The word “button” arrived in English in the 14th century, adapted from the Old French “bouton,” which was in turn derived from Latin roots with the general sense of “push or thrust” (and which also gave us “butt” in the sense of “to ram with one’s head”). “Button” has acquired a wide variety of meanings in its time, from the small disk or knob used in fastenings on clothing to the buds on a young plant to the metaphorical “big red button” that might launch a nuclear war, all with the sense of something sticking up or thrusting through. About the only thing all the various sorts of “buttons” out there have in common is that they are usually round and, most often, relatively small.

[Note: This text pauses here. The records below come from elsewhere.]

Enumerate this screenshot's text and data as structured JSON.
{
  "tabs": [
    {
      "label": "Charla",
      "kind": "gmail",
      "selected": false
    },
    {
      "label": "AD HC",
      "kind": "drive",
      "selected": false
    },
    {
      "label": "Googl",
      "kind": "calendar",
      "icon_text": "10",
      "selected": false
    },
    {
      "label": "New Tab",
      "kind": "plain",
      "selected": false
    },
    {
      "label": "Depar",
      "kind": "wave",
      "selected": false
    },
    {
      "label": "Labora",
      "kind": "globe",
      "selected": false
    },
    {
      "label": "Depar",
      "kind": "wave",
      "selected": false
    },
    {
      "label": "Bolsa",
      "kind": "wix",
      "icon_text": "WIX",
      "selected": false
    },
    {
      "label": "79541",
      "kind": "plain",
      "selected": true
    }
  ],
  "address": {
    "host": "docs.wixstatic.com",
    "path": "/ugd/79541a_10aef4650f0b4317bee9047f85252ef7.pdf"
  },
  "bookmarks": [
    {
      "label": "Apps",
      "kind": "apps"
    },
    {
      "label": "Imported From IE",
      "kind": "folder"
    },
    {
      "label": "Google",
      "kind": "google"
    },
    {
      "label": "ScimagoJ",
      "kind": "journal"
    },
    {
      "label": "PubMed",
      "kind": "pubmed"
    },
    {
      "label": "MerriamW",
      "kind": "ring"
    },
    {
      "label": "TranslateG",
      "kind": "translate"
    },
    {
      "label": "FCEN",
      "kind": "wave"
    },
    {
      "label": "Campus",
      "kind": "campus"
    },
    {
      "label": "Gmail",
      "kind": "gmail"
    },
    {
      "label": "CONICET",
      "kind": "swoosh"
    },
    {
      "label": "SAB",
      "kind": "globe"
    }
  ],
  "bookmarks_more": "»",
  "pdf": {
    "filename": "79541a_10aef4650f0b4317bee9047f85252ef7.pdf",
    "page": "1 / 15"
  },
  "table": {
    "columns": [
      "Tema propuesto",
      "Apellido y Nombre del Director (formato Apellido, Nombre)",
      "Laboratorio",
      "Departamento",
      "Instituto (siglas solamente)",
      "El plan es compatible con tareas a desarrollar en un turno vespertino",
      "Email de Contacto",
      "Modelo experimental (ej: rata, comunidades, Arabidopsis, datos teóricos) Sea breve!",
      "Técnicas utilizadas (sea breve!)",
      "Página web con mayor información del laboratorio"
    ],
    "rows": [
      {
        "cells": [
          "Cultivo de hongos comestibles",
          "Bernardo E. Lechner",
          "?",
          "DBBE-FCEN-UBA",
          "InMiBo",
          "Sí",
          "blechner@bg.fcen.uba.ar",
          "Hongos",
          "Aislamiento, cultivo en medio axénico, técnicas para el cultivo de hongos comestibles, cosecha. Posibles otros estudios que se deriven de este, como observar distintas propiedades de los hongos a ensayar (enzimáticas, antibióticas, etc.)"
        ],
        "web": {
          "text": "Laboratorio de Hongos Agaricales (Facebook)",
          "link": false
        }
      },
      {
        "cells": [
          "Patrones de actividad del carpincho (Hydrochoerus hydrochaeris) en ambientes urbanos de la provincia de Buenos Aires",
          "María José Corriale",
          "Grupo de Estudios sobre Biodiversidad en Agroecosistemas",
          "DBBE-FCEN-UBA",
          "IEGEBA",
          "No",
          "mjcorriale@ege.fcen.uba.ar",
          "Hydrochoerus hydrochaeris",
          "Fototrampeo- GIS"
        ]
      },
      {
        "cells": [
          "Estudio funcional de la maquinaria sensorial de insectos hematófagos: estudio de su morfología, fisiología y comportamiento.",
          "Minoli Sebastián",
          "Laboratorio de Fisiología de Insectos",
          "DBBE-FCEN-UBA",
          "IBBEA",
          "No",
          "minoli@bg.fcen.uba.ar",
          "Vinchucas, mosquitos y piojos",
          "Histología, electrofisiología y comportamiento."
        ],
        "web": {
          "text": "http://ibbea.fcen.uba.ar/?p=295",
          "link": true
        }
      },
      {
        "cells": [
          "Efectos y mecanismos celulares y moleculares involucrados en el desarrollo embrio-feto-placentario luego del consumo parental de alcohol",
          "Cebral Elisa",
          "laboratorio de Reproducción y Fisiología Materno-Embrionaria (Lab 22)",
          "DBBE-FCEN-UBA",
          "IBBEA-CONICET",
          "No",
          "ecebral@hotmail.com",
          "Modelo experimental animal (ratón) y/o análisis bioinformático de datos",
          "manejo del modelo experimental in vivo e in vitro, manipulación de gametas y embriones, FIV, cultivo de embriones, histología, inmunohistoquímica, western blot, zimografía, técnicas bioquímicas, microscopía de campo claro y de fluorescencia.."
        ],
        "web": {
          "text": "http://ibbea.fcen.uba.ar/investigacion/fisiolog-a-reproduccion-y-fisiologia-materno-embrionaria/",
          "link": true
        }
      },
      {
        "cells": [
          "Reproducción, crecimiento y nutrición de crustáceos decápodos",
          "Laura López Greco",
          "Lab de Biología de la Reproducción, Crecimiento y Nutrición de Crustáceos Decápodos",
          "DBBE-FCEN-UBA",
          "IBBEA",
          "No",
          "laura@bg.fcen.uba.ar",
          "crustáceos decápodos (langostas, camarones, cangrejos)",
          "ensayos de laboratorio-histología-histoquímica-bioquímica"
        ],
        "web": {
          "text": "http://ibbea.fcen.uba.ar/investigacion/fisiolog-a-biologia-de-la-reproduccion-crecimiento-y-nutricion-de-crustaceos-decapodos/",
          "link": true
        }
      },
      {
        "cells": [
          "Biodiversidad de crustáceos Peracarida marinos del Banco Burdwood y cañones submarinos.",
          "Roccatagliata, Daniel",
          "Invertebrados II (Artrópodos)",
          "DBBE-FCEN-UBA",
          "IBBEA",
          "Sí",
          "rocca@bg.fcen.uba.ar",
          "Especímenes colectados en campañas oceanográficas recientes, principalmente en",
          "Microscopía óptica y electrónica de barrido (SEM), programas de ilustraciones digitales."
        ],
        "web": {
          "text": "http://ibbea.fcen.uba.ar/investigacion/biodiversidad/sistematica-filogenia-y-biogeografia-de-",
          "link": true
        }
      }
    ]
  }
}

“Button” has also spawned a number of slang phrases and metaphors. We speak of being somewhere at a certain time “on the button,” a reference to the small round dot at the center of a target. To “push someone’s buttons” means to agitate or anger the person (e.g., by bringing up a sensitive subject), and to “button up” means the opposite, to remain silent. But when we really have something to say, we might “buttonhole” a friend, meaning to forcefully detain a person in conversation. Interestingly, the original form of “buttonhole” was, in the early 19th century, “button-hold,” and it meant to literally grab hold of a button on someone’s coat in order to keep the person from walking away while you were speaking. “Button-hold” became “buttonhole” (since “buttonhole” was already an established and familiar term) in the 1860s.
None of these “buttons,” as you may have noticed, could plausibly be described as “cute,” which brings us back to where we began. The button in “cute as a button” almost certainly doesn’t refer to the button on a shirt or dress, or to the mechanical buttons that we obediently push every day. The sort of “button” that might reasonably be considered “cute” is the “button,” or bud, on a young plant, especially one about to bloom for the first time. Applied to a child, as it often is, “cute as a button” thus conveys not only smallness and cuteness, but youth and promise as well.